In the grand scheme of things, it was pointless for the Russians to overthrow their Tsar of the outcome was going to be practically the same under communism. All it did was cause hundreds of millions to starve and 45 years of tensions between the east and west.
Doubt it, honestly. Russia under the Romanovs was becoming insanely corrupt and filled with contradictions. As I was reading through some books, including one of my favorites about the Russian revolution, I became convinced that there was a graphene-hard wall of slavophilic ultratraditionalism standing in the way of any modernization efforts. It was highly reminiscent of France prior to 1789, where you had three classes all antagonizing each other: the nobility, the bourgeoisie, and the proletariat. France before '89 was pushed to the brink thanks to famine and mercantilism, whereas Russia had war and capitalism, which made everything so much starker and more explosive.
The nobility didn't want to let the capitalists gain any more influence; they viewed them with suspicion of being Westernized liberals. And the nobility were much less kind towards the working class than the capitalists, if you can believe that.
While coming under the control of Western liberals would have definitely spared Russia the famine, it probably would have doomed them come WWII (providing the lack of Bolshevism even allowed a fascist reaction).
And either way, the Romanovs would have been overthrown. In our timeline, it was radical proletarian revolution that killed him and his family. In an alternate timeline, it would have been radical bourgeois revolutionaries, much like the Jacobins who killed King Louis XVI, Marie Antoinette, and their son. So I think they were doomed regardless.
Nicholas himself was definitely going to be executed no matter who came to power. He just had too much blood on his hands. He all too willingly sent young men to the slaughter and allowed his officials to abuse them when they came back broken and disturbed by the realities of war. And that isn't even bringing up the repressions of Russia in the 1910s, which was an autocratic police state not unlike Saudi Arabia. I bet a lot of people don't even know that the GULAG and secret police originated in Tsarist Russia.
I still would have tried to save the kids ("kids", considering Alexei was 14 and Anastasia was 18), personally, because in the long term killing them just critically damaged the Bolsheviks' appeal, even if it allowed them to consolidate control in the short term. No matter the realities of modern corporate capitalism, it doesn't have the pre-requisite "we'll kill your kids" stain that communism gained. Hell, that's actually why Mao wanted to let Emperor Pu Yi lived, because the Chinese Communists were absolutely horrified by how brutal the Bolsheviks were. Most 20th century communist movements actually tried to distance themselves from the Bolsheviks precisely because of how they slaughtered the Romanov family. And like I said, you can say all you want "what about the kids killed by capitalism?" or "it was necessary due to the civil war", but that doesn't change that it fundamentally broke the appeal of the Bolsheviks even in the mind of revolutionary leftists. No matter how revolutionary you are, the cold fact is that most people aren't murderers and don't want to be one. That's why showing the Germans the atrocities of the Holocaust worked so well; even if many supported the Nazis, they didn't actually know what was being done.

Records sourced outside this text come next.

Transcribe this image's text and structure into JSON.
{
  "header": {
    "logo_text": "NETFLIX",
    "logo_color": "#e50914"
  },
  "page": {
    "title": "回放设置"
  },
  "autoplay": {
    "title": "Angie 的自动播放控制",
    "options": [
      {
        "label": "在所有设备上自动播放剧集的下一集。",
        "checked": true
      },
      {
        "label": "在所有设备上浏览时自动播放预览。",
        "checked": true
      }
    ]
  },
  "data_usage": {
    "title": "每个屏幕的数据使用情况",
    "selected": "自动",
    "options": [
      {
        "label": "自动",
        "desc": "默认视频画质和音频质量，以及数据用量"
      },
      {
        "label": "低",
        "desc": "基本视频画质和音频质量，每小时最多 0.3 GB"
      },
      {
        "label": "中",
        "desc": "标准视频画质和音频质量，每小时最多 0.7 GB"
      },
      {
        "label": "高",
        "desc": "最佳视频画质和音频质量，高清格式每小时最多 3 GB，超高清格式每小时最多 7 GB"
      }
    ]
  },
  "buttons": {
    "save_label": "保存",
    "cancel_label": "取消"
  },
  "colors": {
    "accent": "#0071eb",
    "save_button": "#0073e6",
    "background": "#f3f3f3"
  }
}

If you showed most Westerners what poverty actually looked like in the undeveloped world, I'm sure many would have their faith in their system broken because when they hear "poverty", they think "lazy welfare-mooching ghetto queens who vote Democrat for more handouts" and not something like this. And it goes both ways. If the first thing a radical leftist sees as being the result of their new world is a bunch of butchered, stabbed, and sexually assaulted young women damned because of their social origin, they're going to stagger and say "I didn't sign up for this shit." And if they don't, their neighbor will, and there you have planted the roots of a new conflict.